**TASK GOAL:** Restate the following entries exactly. Keep the pictures out.
++++ DATASET
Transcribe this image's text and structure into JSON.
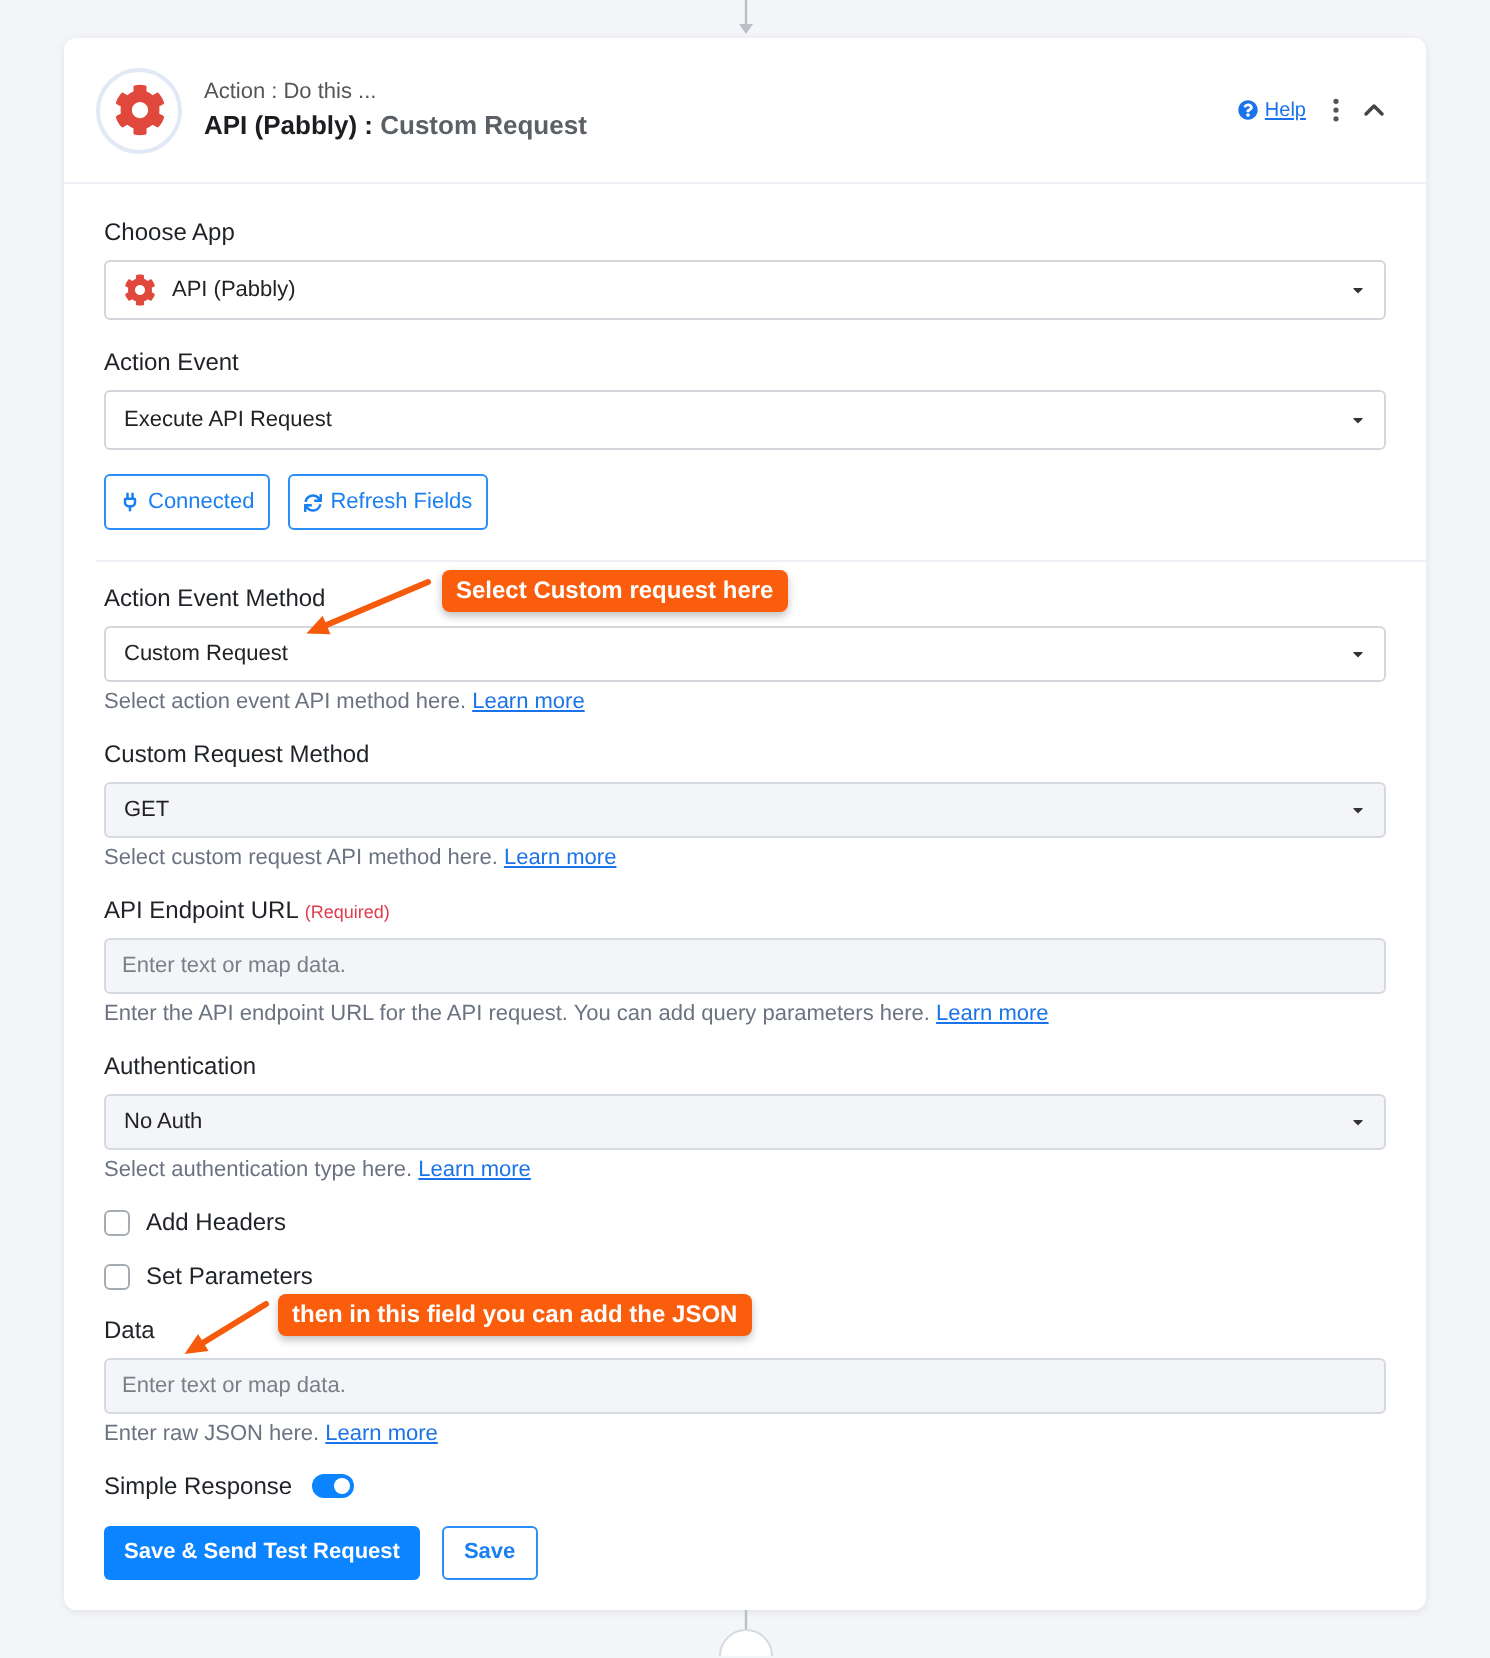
{
  "header": {
    "subtitle": "Action : Do this ...",
    "title": "**API (Pabbly) :** Custom Request",
    "help": "Help",
    "expanded": true
  },
  "app_fields": [
    {
      "kind": "app-select",
      "label": "Choose App",
      "value": "API (Pabbly)"
    },
    {
      "kind": "select",
      "label": "Action Event",
      "value": "Execute API Request"
    }
  ],
  "connection_buttons": [
    {
      "kind": "connection",
      "label": "Connected"
    },
    {
      "kind": "refresh",
      "label": "Refresh Fields"
    }
  ],
  "action_fields": [
    {
      "kind": "select",
      "label": "Action Event Method",
      "value": "Custom Request",
      "help": "Select action event API method here.",
      "link": "Learn more",
      "annotation": "Select Custom request here"
    },
    {
      "kind": "map-select",
      "label": "Custom Request Method",
      "value": "GET",
      "help": "Select custom request API method here.",
      "link": "Learn more"
    },
    {
      "kind": "map-input",
      "label": "API Endpoint URL",
      "required": "(Required)",
      "placeholder": "Enter text or map data.",
      "help": "Enter the API endpoint URL for the API request. You can add query parameters here.",
      "link": "Learn more"
    },
    {
      "kind": "map-select",
      "label": "Authentication",
      "value": "No Auth",
      "help": "Select authentication type here.",
      "link": "Learn more"
    },
    {
      "kind": "checkbox",
      "label": "Add Headers",
      "checked": false
    },
    {
      "kind": "checkbox",
      "label": "Set Parameters",
      "checked": false
    },
    {
      "kind": "map-input",
      "label": "Data",
      "placeholder": "Enter text or map data.",
      "help": "Enter raw JSON here.",
      "link": "Learn more",
      "annotation": "then in this field you can add the JSON"
    },
    {
      "kind": "toggle",
      "label": "Simple Response",
      "on": true
    }
  ],
  "actions": [
    {
      "kind": "primary",
      "label": "Save & Send Test Request"
    },
    {
      "kind": "outline",
      "label": "Save"
    }
  ]
}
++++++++
**RESPONSE TO THE TASK:**
Transcribe this image's text and structure into JSON.
{
  "header": {
    "subtitle": "Action : Do this ...",
    "title": "**API (Pabbly) :** Custom Request",
    "help": "Help",
    "expanded": true
  },
  "app_fields": [
    {
      "kind": "app-select",
      "label": "Choose App",
      "value": "API (Pabbly)"
    },
    {
      "kind": "select",
      "label": "Action Event",
      "value": "Execute API Request"
    }
  ],
  "connection_buttons": [
    {
      "kind": "connection",
      "label": "Connected"
    },
    {
      "kind": "refresh",
      "label": "Refresh Fields"
    }
  ],
  "action_fields": [
    {
      "kind": "select",
      "label": "Action Event Method",
      "value": "Custom Request",
      "help": "Select action event API method here.",
      "link": "Learn more",
      "annotation": "Select Custom request here"
    },
    {
      "kind": "map-select",
      "label": "Custom Request Method",
      "value": "GET",
      "help": "Select custom request API method here.",
      "link": "Learn more"
    },
    {
      "kind": "map-input",
      "label": "API Endpoint URL",
      "required": "(Required)",
      "placeholder": "Enter text or map data.",
      "help": "Enter the API endpoint URL for the API request. You can add query parameters here.",
      "link": "Learn more"
    },
    {
      "kind": "map-select",
      "label": "Authentication",
      "value": "No Auth",
      "help": "Select authentication type here.",
      "link": "Learn more"
    },
    {
      "kind": "checkbox",
      "label": "Add Headers",
      "checked": false
    },
    {
      "kind": "checkbox",
      "label": "Set Parameters",
      "checked": false
    },
    {
      "kind": "map-input",
      "label": "Data",
      "placeholder": "Enter text or map data.",
      "help": "Enter raw JSON here.",
      "link": "Learn more",
      "annotation": "then in this field you can add the JSON"
    },
    {
      "kind": "toggle",
      "label": "Simple Response",
      "on": true
    }
  ],
  "actions": [
    {
      "kind": "primary",
      "label": "Save & Send Test Request"
    },
    {
      "kind": "outline",
      "label": "Save"
    }
  ]
}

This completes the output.